Why invest in public art, what tangible benefits it provides and what can cities learn: case Future Library
Anne Beate Hovind is the Project Director at Bjørvika Utvikling and Chair of the Future Library Trust.
Here is a recipe for future-making: vision, a forest, imagination, writers and 100 years.
Future Library is a public artwork by Scottish artist Katie Paterson. 1 000 trees have been planted in Nordmarka, a forest just outside Oslo. Between now and then, one writer every year will contribute a text, with the writings held in trust, unpublished, until 2114.
Even though the project Future Library is a completely independent art project, it has helped boost Oslo’s profile and brand. This is one of those projects that gives a clear indication of how the city thinks and acts. The project started small. Soon however, Oslo discovered how much attention it started to get, how it evokes feelings and thoughts in people. Press coverage all over the world followed. The interest in the Future Library and outreach in the world has been enormous, crossing borders, languages, religions and generations.
Future Library makes us engage with our surrounding space and time in a different way. Why?
Why do people like Future Library?
To begin with, it is a unique work of art.
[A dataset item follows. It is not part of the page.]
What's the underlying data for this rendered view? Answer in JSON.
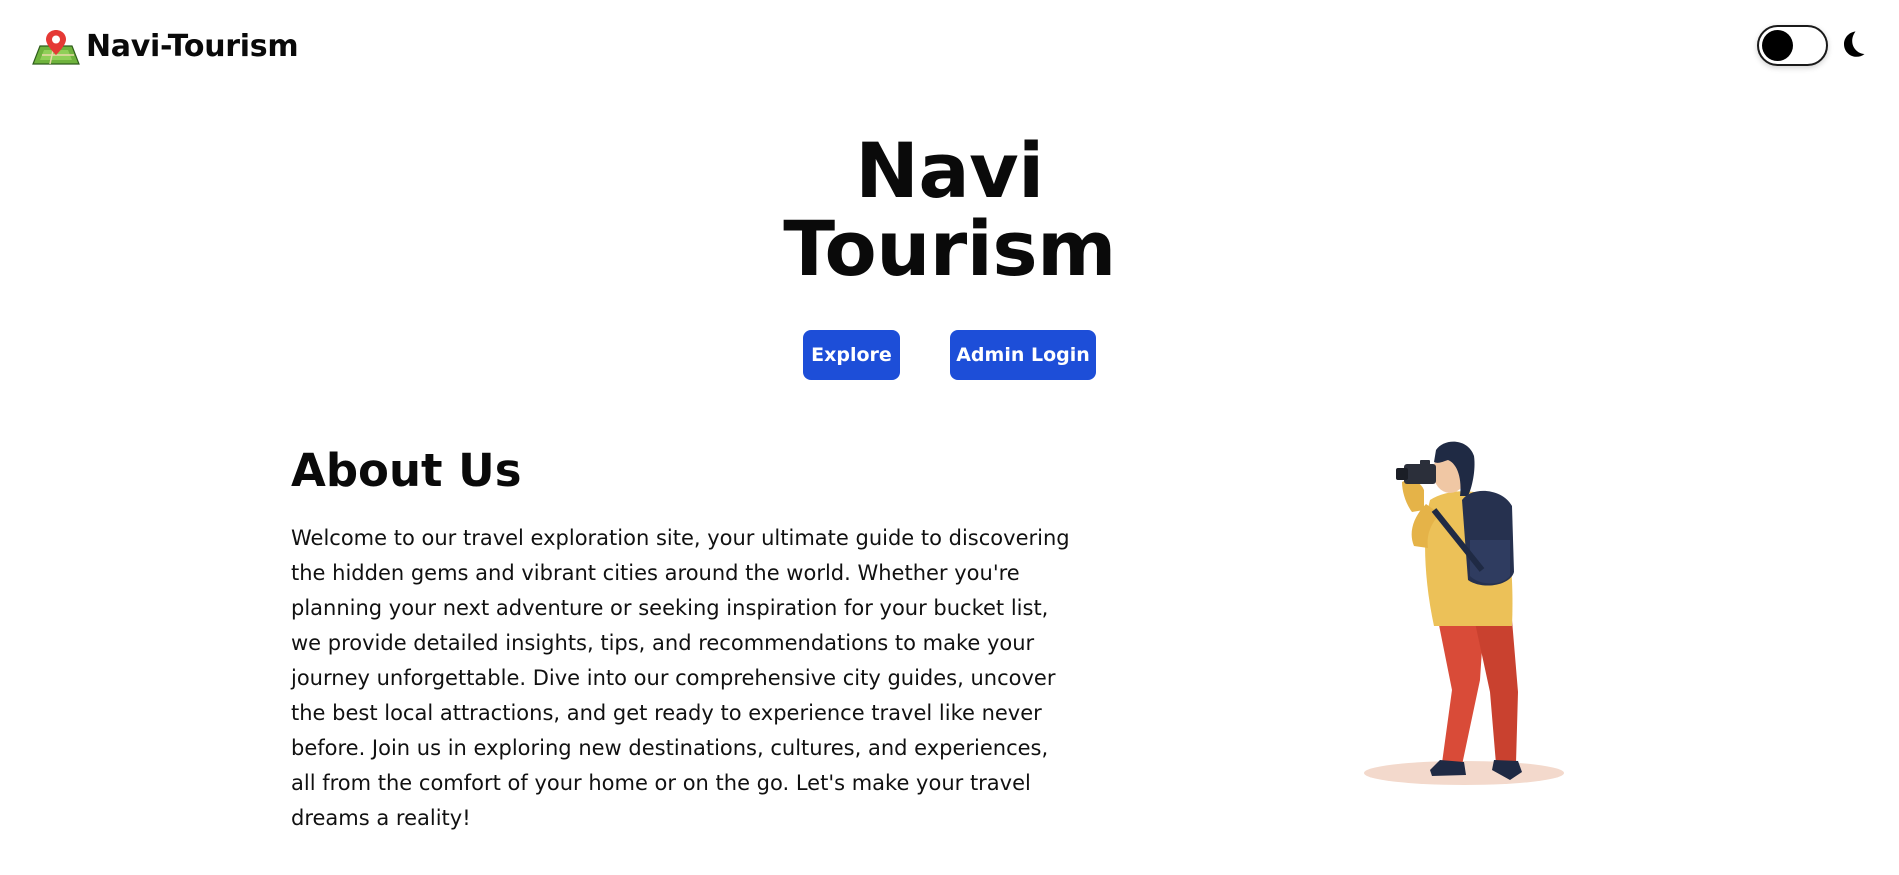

It also is a very tangible, concrete way of thinking beyond our own needs and doing something that is meant only for the future generation.
Doing something for future generations is rare. Doing something only for them is even more unique.
Future Library requires and praises co-operation, about human beings doing something together. After all, its success requires more than one person and organisations. No-one living today will see their work’s end result. Perhaps most importantly, in a very concrete way, Future Library makes it clear how small we humans are and how limited our time here on earth is and there will be others after us.
Conceived by Katie Paterson, Future Library is commissioned and produced by Bjørvika Utvikling, and managed by the Future Library Trust. The room in the Deichman Bjørvika is designed by the artist and architects Atelier Oslo and Lund Hagem. Supported by the City of Oslo, Agency for Cultural Affairs and Agency for Urban Environment. All 100 manuscripts will be held in a specially designed room in the Deichman Bjørvika (public library opening spring 2020), Oslo. No adult living today will ever know what is inside the boxes, other than that they are texts of some kind that will withstand the ravages of time. The Canadian author Margaret Atwood was the first author to contribute (2014) followed by British novelist David Mitchell (2015), Icelandic poet, novelist lyricist Sjón (2016), the author and political commentator Elif Shafak (2017), and last year the novelist Han Kang from South Korea. The Future Library Trust has selected Karl Ove Knausgård as the sixth author.
Now, to pull the reader down from literary heights, consider for a moment how this was made possible. Some prosaic work needed to be done. A forest was needed. The story about the Future Library is about many things, among them a story about how the Agency for Urban Environment provided the project with a forest, and the foresters that hand out coffee and chocolate to the people that attends the ceremony in the forest each year. It says something about the Oslo values in a rather exact way. that you can call directly to politicians and ask for a forest, for something other than a factory or real estate development. It says something about how green Oslo is.
It shows that cities can thing big and dare to be different and do something that is truly inspiring. “This project at least believes the human race will still be around in 100 years,” Margaret Atwood said to BBC.
Anne Beate will talk about why invest in public art, what tangible benefits it provides a city and how others can learn from it.